If you go to the link, you can search by surname. The list of results will tell you whether there’s a card there and whether it has a photo as well.
I don’t have any NJ-based World War I soldiers in my own tree, but I pulled up an entry to see what can be seen. It included a service photograph plus a nice clear scan of the index card, which includes spaces for the soldier’s name, residence of record, birthplace, age, service record, engagements fought in, rank, date of service, date of death and name of the person notified of the death.
Even if every space isn’t filled in (this particular card didn’t list the engagements fought), there is still lots of potentially useful information. And the photos are incredible.
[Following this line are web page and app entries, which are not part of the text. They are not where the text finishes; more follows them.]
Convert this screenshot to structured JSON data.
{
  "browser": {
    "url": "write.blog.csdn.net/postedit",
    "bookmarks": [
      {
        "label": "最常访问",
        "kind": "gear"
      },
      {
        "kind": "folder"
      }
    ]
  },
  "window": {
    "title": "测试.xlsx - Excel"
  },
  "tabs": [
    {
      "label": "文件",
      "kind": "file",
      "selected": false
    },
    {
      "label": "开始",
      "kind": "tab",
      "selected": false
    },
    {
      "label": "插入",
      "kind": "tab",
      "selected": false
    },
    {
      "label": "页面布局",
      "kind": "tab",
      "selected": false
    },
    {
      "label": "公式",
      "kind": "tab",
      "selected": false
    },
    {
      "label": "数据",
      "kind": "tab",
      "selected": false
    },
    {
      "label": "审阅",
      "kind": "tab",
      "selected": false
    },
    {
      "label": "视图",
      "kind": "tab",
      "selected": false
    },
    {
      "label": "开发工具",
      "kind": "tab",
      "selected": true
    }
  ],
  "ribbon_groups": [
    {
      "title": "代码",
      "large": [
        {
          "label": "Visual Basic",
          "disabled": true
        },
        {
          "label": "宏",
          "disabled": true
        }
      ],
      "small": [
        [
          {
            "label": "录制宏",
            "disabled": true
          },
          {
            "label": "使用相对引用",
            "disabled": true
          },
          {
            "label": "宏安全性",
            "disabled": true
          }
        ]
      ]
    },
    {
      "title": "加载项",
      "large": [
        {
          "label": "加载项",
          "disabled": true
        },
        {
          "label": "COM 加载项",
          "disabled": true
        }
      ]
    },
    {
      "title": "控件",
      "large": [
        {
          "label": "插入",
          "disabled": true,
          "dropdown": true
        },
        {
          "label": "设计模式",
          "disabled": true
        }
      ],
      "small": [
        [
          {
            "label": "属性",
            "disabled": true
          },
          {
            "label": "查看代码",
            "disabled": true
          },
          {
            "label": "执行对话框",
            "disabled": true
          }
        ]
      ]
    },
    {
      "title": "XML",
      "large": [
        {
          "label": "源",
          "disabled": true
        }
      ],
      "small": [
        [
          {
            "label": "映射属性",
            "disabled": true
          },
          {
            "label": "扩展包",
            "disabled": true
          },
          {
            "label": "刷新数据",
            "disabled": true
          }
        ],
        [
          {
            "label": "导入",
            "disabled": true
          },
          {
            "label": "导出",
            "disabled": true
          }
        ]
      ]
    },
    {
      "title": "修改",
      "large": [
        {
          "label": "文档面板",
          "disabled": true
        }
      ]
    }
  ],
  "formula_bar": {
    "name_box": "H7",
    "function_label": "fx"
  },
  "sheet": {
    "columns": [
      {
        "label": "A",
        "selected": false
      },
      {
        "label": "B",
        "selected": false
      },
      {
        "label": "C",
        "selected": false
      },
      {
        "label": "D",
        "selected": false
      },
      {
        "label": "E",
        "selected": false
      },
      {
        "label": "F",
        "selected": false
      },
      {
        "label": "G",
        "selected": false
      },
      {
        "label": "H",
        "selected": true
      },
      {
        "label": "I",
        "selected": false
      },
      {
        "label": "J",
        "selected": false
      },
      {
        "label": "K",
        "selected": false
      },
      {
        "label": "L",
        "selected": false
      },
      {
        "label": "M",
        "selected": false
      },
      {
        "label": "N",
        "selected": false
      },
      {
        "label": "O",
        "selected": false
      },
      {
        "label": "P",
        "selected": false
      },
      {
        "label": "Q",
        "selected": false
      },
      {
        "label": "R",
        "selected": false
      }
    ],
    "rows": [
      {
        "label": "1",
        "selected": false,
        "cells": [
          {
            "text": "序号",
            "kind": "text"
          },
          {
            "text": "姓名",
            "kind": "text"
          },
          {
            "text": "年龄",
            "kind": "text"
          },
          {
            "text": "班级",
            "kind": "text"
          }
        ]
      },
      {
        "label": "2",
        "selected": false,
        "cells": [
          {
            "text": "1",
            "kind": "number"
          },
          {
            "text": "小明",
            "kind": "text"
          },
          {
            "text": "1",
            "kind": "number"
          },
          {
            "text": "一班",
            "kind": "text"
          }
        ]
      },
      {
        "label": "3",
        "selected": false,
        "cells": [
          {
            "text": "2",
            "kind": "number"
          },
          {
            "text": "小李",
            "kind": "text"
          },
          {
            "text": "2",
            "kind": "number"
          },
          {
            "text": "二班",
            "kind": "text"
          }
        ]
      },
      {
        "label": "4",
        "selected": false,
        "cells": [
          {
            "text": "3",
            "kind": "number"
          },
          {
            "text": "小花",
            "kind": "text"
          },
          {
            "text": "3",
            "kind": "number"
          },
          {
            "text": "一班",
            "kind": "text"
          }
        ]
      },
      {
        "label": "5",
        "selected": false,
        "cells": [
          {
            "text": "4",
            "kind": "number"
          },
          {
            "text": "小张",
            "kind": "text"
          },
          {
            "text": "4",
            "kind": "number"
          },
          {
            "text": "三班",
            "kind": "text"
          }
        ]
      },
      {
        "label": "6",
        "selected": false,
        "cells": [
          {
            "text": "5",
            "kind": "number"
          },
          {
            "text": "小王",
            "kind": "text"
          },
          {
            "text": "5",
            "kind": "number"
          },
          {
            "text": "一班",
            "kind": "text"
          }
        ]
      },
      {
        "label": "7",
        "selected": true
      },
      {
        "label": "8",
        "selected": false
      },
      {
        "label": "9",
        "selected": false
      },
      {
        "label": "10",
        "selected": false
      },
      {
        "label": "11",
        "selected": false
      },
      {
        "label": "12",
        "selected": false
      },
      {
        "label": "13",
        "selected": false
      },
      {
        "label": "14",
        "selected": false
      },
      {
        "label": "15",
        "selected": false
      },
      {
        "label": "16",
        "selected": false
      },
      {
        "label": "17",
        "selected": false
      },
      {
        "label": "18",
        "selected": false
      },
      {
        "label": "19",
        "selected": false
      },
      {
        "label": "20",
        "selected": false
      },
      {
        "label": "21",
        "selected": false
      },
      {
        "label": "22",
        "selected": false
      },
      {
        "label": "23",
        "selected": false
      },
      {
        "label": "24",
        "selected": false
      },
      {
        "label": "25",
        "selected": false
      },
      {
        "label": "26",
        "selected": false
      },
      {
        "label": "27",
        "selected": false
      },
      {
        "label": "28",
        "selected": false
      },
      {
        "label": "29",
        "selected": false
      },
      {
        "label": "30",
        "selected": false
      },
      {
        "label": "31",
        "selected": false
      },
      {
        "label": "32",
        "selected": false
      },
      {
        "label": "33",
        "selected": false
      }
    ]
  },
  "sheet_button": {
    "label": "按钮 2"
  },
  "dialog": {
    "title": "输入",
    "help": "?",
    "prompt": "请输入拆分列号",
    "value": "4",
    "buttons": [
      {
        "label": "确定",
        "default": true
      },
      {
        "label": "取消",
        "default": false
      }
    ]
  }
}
(H/t to the NJ-GSNJ mail list.)
Having grown up in New Jersey, I’m an old hand at observing our bizarrely fractured PR image. You can be standing on a beautiful mountain trail or biking alongside a serene canal, and meet somebody who still can’t resist weighing in on how tacky Jersey is, seeing as it’s overflowing with Sopranos, Real Housewives and Jersey Shore punks, blah-blah-blah.
“But you’re in New Jersey,” you’ll point out, gesturing at the peaceful, sublime landscape all around.
“Oh, well, I don’t mean this Jersey.”
Of course not. They never do.
They never mean the New Jersey of New Jersey Churchscape, either. Well, their loss. However, if your genealogy path leads to New Jersey, or if you just love knowledgeable discussions of church architecture, you may well wish to pay this lovely site a visit.
Want to see a picture of your ancestors’ church? Try searching the index of photographs of historic churches from all over the state. Interested in learning about a specific church architect? Check to see if there’s an entry in the Architects & Builders index, alphabetized by last name.
There are regular articles on architectural topics. This month’s is “Twins,” all about buildings which share design influences. Or this article about two congregations whose church styles expressed their language of dissent in radically different ways. New Jersey Churchscape also keeps track of endangered buildings which face decay, redevelopment or worst of all, demolition.
I tell you, I have ruined many a Lee Press-On Nail clicking through this site.
Just kidding about the Press-On Nail part. The rest is on the level. The New Jersey Churchscape is a great place to visit.